We analyse the tensions in a hybrid collaboration and how these are mitigated using boundary-spanning community impact, leading to compatibility between distinctive institutional logics. Our qualitative longitudinal study undertaken during 2011–2016 involved reviewing literature and archival data, key informant interviews, workshop and focus groups. We analysed common themes within the data, relating to our two research questions concerning how and why hybrids collaborate, and how resulting tensions are mitigated. The findings suggest a viable model of service delivery termed hybridized collaboration (...) in which the inherent tensions from different institutional logics do not prevent success. Paradoxically, multiple logics are a basis for the partnership’s existence, but the ability to achieve different and occasionally conflicting aims simultaneously can be difficult, resulting in tensions. We offer two novel insights. First, we highlight how social enterprise hybrids collaborate locally and in multi-organizational relationships. We found that the initial opportunity to collaborate was catalysed by the existence of shared objectives. Pre-existing relationships between organizations, and the existence of synergistic capabilities also influence the choice of partners. Secondly, we identify how tensions arise, and are mitigated via several factors including the pre-existing relationships, allowing for regular “spaces of negotiation” between collaborators, the shared social mission, community social impact, the resulting public relations, and shared resources and knowledge. (shrink)

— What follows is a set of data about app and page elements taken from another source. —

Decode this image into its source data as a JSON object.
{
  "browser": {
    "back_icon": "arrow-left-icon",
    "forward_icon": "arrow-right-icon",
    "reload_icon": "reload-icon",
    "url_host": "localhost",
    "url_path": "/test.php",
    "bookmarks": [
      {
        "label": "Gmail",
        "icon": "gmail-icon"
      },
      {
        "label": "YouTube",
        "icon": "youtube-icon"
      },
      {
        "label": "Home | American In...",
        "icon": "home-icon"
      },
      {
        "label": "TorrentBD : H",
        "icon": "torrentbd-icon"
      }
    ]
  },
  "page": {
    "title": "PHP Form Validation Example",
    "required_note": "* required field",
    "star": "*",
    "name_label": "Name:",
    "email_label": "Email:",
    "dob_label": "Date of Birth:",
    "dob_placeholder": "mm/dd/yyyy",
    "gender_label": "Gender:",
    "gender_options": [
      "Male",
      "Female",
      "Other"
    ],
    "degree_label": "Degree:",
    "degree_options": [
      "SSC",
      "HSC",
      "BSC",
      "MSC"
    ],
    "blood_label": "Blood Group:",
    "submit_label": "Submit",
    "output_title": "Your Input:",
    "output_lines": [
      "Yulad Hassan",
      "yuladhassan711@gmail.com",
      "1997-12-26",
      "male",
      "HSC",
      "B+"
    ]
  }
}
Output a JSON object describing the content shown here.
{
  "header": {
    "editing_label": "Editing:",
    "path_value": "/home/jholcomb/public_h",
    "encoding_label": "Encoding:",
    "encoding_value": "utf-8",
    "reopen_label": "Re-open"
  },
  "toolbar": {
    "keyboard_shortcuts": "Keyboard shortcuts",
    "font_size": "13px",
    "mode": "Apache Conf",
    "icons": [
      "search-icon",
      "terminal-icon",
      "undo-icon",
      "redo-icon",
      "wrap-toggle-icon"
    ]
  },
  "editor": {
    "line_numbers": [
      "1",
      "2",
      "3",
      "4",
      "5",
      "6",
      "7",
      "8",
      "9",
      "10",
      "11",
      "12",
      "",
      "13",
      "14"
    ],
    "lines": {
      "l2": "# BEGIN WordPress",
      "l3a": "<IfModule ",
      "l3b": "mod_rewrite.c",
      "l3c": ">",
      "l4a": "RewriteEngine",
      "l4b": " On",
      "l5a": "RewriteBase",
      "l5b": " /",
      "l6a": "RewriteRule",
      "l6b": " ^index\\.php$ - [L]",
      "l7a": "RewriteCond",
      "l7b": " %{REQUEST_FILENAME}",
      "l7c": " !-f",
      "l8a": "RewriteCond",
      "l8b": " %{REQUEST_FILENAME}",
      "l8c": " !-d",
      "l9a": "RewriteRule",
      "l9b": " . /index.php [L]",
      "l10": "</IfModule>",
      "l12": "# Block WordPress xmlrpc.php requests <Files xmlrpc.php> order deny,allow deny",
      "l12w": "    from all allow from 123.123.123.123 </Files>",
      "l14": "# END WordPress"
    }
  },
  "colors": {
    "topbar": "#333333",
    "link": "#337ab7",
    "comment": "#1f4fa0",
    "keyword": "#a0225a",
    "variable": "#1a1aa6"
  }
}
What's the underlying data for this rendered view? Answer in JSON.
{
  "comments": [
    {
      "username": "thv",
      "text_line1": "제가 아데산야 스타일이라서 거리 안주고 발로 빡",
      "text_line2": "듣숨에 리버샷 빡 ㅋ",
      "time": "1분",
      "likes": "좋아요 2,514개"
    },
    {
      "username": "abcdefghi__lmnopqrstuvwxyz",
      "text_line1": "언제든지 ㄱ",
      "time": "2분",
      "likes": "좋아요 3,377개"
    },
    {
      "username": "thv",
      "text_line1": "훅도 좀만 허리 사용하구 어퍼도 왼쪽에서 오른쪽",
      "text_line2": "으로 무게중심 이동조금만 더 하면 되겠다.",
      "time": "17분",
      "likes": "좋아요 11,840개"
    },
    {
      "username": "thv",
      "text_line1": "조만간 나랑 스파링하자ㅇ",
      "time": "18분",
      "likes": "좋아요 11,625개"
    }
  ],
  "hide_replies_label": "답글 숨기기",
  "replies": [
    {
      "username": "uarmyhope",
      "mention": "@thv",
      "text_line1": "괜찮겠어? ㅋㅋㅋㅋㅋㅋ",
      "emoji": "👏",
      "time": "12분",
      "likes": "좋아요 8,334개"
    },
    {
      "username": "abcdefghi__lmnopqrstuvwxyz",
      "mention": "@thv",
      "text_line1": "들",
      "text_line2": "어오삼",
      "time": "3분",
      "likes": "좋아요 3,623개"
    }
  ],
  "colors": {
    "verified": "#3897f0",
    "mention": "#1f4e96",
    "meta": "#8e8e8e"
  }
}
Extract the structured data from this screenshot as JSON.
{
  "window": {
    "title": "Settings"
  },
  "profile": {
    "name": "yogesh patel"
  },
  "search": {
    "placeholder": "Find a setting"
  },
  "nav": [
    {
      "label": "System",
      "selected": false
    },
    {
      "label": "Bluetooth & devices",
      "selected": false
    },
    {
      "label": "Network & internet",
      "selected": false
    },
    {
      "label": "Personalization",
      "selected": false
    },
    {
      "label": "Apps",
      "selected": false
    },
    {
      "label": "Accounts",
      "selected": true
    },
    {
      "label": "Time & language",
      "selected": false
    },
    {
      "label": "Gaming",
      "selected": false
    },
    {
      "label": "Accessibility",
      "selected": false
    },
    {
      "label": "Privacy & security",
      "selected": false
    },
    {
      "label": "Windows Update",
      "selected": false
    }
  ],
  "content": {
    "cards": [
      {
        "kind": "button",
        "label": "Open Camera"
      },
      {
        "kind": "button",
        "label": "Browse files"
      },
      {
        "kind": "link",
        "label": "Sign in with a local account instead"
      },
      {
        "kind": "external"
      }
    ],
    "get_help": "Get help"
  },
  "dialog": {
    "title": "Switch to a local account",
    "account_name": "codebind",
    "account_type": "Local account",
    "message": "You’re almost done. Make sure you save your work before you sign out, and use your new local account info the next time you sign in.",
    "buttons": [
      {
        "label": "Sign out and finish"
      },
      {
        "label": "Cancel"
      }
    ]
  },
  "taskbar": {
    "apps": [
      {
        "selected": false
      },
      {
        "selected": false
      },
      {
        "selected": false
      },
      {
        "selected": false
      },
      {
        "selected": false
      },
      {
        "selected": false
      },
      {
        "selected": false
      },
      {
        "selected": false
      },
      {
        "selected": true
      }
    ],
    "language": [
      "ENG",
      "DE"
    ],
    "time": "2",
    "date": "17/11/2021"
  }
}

Background Psychological practitioners often seek to directly change the form or frequency of clients' maladaptive perfectionist thoughts, because such thoughts predict future depression. Indirect strategies, such as self-compassion interventions, that seek to change clients' relationships to difficult thoughts, rather than trying to change the thoughts directly could be just as effective. This study aimed to investigate whether self-compassion moderated, or weakened, the relationship between high perfectionism and high depression symptoms in both adolescence and adulthood. Methods The present study utilised anonymous (...) self-report questionnaires to assess maladaptive perfectionism, depression, and self-compassion across two samples covering much of the life-span. Questionnaires were administered in a high school setting for the adolescent sample, and advertised through university and widely online to attract a convenience sample of adults. Results Moderation analyses revealed that self-compassion reduced the strength of relationship between maladaptive perfectionism and depression in our adolescent Study 1 and our adult study 2. Limitations Cross-sectional self-reported data restricts the application of causal conclusions and also relies on accurate self-awareness and willingness to respond to questionnaire openly. Conclusions The replication of this finding in two samples and across different age-appropriate measures suggests that self-compassion does moderate the link between perfectionism and depression. Self-compassion interventions may be a useful way to undermine the effects of maladaptive perfectionism, but future experimental or intervention research is needed to fully assess this important possibility. (shrink)